|Frozen strawberries: superb in porridge|
It should go without saying that all frozen fruit and veg are for further processing. They are not for defrosting and eating raw in salads. Most of them are best cooked straight from frozen, especially chips, which have to be cooked from frozen - otherwise you end up with a disgusting mush.
Our current favourites for freezing are:
- Vegetables that don't need blanching such as tomatoes and chillies
- Peas and podded beans
- Blanched broccoli and cauliflower
- Par-fried chips
|This week's candidates for tomato sauce|
|Cheyenne and Cayenne|
I add them to small plastic containers as they reach their desired colour. Then I just use one at a time, straight from frozen.
Another item that uses little space is herbs. I only bother with two of them: coriander and parsley. They can be frozen as they come, no need to use ice cube trays or suspend in oil.
In March I start to convert some of potatoes into frozen chips to bridge the gap in May and June when the old potatoes have run out or are getting a bit past it and the early potatoes aren't ready yet. You can just blanch the chips and then freeze. However, they tend to develop an oxidised edge, which doesn't look terribly appetising even if it doesn't affect the flavour. Par-frying avoids this.

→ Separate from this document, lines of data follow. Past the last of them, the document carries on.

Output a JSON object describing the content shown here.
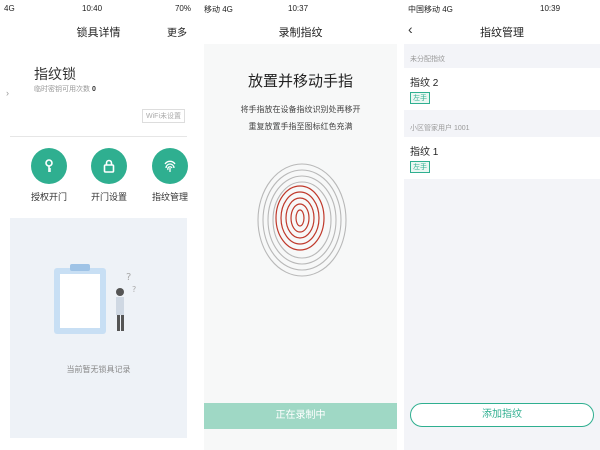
{
  "panel1": {
    "status": {
      "carrier": "4G",
      "time": "10:40",
      "battery": "70%"
    },
    "nav": {
      "title": "锁具详情",
      "more": "更多"
    },
    "lock": {
      "name": "指纹锁",
      "sub_label": "临时密钥可用次数",
      "sub_value": "0",
      "wifi_tag": "WiFi未设置"
    },
    "actions": [
      {
        "label": "授权开门",
        "icon": "key-icon"
      },
      {
        "label": "开门设置",
        "icon": "lock-icon"
      },
      {
        "label": "指纹管理",
        "icon": "fingerprint-icon"
      }
    ],
    "empty_text": "当前暂无锁具记录"
  },
  "panel2": {
    "status": {
      "carrier": "移动 4G",
      "time": "10:37"
    },
    "nav": {
      "title": "录制指纹"
    },
    "heading": "放置并移动手指",
    "instructions": [
      "将手指放在设备指纹识别处再移开",
      "重复放置手指至图标红色充满"
    ],
    "button": "正在录制中"
  },
  "panel3": {
    "status": {
      "carrier": "中国移动 4G",
      "time": "10:39"
    },
    "nav": {
      "title": "指纹管理"
    },
    "sections": [
      {
        "header": "未分配指纹",
        "items": [
          {
            "name": "指纹 2",
            "tag": "左手"
          }
        ]
      },
      {
        "header": "小区管家用户 1001",
        "items": [
          {
            "name": "指纹 1",
            "tag": "左手"
          }
        ]
      }
    ],
    "add_button": "添加指纹",
    "colors": {
      "accent": "#2faf90",
      "accent_light": "#9fd8c5"
    }
  }
}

Most other things I would now only freeze as part of a cooked dish, as a ready meal. Courgettes, especially, take on an odd rubbery texture when cooked from frozen. The same goes, to a slightly lesser extent, for green beans.
|No need to freeze veg like chard that can|
be left in the ground over winter.
Potatoes, onions and garlic are stored in sheds. Pumpkins and squashes are stored at room temperature in the kitchen and lounge, as they're also quite decorative. Apples are mainly dried as rings, which can be munched as a snack or rehydrated for baking or cooking. All other vegetables (carrots, courgettes, beetroot etc.) have been chopped into chutneys and pickles. Any remaining are used fresh and then we bid them farewell till next summer.